Where do telecom carriers draw the line when it comes to blocking text messages that they deem controversial or inappropriate? Just take Verizon Wireless as an example of a carrier that's feeling a lot of heat after refusing to allow an abortion rights advocacy group to set up a text message alert system on its network.It all started when Verizon Wireless this week rejected a request by the National Abortion Rights Action League, or NARAL, to have its subscribers sign up for text messages from the organization by sending a message to a five-digit number called a short code. NARAL is known for engaging in political action to oppose restrictions on abortion.

It has been reported that the other leading carriers have accepted NARAL's request.

Some are calling what Verizon Wireless did an attack on basic American freedoms, but I see it as negligence. Only after receiving a letter from NARAL, the carrier decided to review its rules on allowing certain types of text messages. The company's executives found that they incorrectly interpreted a "dusty internal policy," thus leading them to a bad decision.

Verizon Wireless apologized for the decision not to allow text messaging on an important, though sensitive, public policy issue. The incident caused the carrier to fix its process, which I'm guessing means that they won't be quick to block similar requests in the future.

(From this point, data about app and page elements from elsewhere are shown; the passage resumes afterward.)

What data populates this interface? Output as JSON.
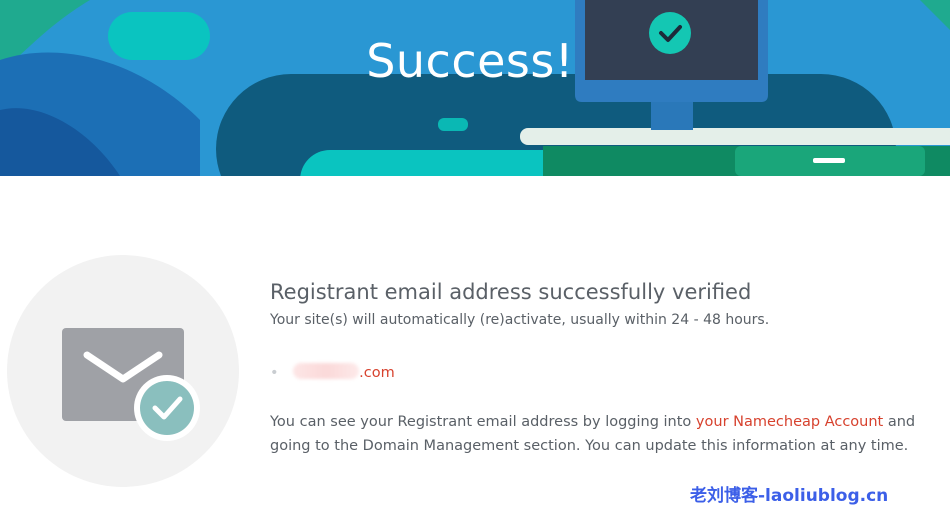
{
  "hero": {
    "title": "Success!"
  },
  "message": {
    "headline": "Registrant email address successfully verified",
    "subline": "Your site(s) will automatically (re)activate, usually within 24 - 48 hours.",
    "domain_suffix": ".com",
    "para_part1": "You can see your Registrant email address by logging into ",
    "account_link": "your Namecheap Account",
    "para_part2": " and going to the Domain Management section. You can update this information at any time."
  },
  "watermark": "老刘博客-laoliublog.cn",
  "colors": {
    "link": "#d7422e",
    "hero_blue": "#2a97d3",
    "teal": "#08c6b8"
  }
}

But that didn't stop advocacy groups from using the incident as an opportunity to promote net neutrality. Josh Silver, executive director of Free Press, an organization that endorses media reform legislation, issued the following statement:

"The fundamental democratic principles of free speech, privacy and open communication are too important to be entrusted to these corporate gatekeepers. Whether it's liberal or conservative, Democrat or Republican, pro-choice or pro-gun, the phone companies can't get to pick and choose what messages get through. Congress needs to step in immediately to protect free speech and the free flow of information."

Consequently, Free Press created a petition on its Web site urging Congress to defend free speech on cell phones and the Internet.

It's a well-known fact that carriers act as the gatekeepers of their networks. However, a carrier's job is to deliver services to subscribers, and it's up to the subscribers to decide what kind of content they want to receive. I'm not suggesting flooding subscribers' cell phones with obscene or controversial text messages. I'm suggesting giving subscribers the right to choose. It can be as simple as: Would you like to receive alerts from (fill in the blank)? Choose yes or no.

Text messaging is certainly becoming a popular political tool, which is why experts argue that carriers have the legal right to decide which messages to send over their networks. What do you think about the issue?